▶ Exercise brief:
With the images removed, return every line below exactly as it reads.

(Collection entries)
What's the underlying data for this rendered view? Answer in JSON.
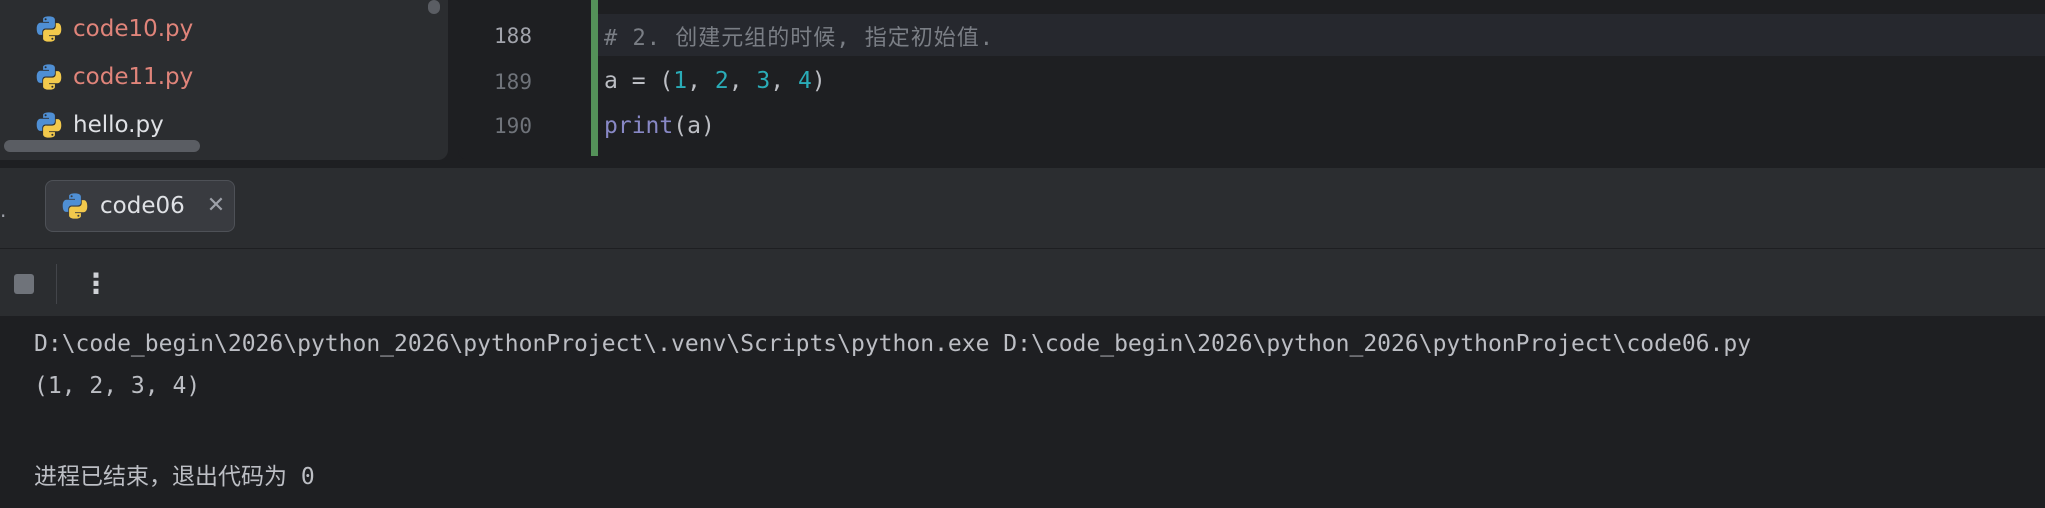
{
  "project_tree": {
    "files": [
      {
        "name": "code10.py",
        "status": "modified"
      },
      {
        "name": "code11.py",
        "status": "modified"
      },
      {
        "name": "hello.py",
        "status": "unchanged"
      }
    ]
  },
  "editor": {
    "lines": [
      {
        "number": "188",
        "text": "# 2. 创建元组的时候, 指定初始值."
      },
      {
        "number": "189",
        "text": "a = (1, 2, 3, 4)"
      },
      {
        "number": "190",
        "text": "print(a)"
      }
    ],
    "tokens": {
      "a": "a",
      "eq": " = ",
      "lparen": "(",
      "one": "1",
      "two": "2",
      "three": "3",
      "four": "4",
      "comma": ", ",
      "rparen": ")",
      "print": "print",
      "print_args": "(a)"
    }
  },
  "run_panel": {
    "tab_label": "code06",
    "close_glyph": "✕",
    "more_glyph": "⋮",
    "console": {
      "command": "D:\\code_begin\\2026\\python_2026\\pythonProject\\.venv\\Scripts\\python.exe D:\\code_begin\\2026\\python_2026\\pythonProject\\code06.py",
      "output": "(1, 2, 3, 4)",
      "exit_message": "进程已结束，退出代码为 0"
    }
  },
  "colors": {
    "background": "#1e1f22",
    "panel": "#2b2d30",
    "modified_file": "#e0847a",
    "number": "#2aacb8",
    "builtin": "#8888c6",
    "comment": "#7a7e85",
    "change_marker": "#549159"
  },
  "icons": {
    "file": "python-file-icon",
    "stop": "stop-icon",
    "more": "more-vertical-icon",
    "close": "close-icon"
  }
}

▶ Reply to the task:
What's the underlying data for this rendered view? Answer in JSON.
{
  "project_tree": {
    "files": [
      {
        "name": "code10.py",
        "status": "modified"
      },
      {
        "name": "code11.py",
        "status": "modified"
      },
      {
        "name": "hello.py",
        "status": "unchanged"
      }
    ]
  },
  "editor": {
    "lines": [
      {
        "number": "188",
        "text": "# 2. 创建元组的时候, 指定初始值."
      },
      {
        "number": "189",
        "text": "a = (1, 2, 3, 4)"
      },
      {
        "number": "190",
        "text": "print(a)"
      }
    ],
    "tokens": {
      "a": "a",
      "eq": " = ",
      "lparen": "(",
      "one": "1",
      "two": "2",
      "three": "3",
      "four": "4",
      "comma": ", ",
      "rparen": ")",
      "print": "print",
      "print_args": "(a)"
    }
  },
  "run_panel": {
    "tab_label": "code06",
    "close_glyph": "✕",
    "more_glyph": "⋮",
    "console": {
      "command": "D:\\code_begin\\2026\\python_2026\\pythonProject\\.venv\\Scripts\\python.exe D:\\code_begin\\2026\\python_2026\\pythonProject\\code06.py",
      "output": "(1, 2, 3, 4)",
      "exit_message": "进程已结束，退出代码为 0"
    }
  },
  "colors": {
    "background": "#1e1f22",
    "panel": "#2b2d30",
    "modified_file": "#e0847a",
    "number": "#2aacb8",
    "builtin": "#8888c6",
    "comment": "#7a7e85",
    "change_marker": "#549159"
  },
  "icons": {
    "file": "python-file-icon",
    "stop": "stop-icon",
    "more": "more-vertical-icon",
    "close": "close-icon"
  }
}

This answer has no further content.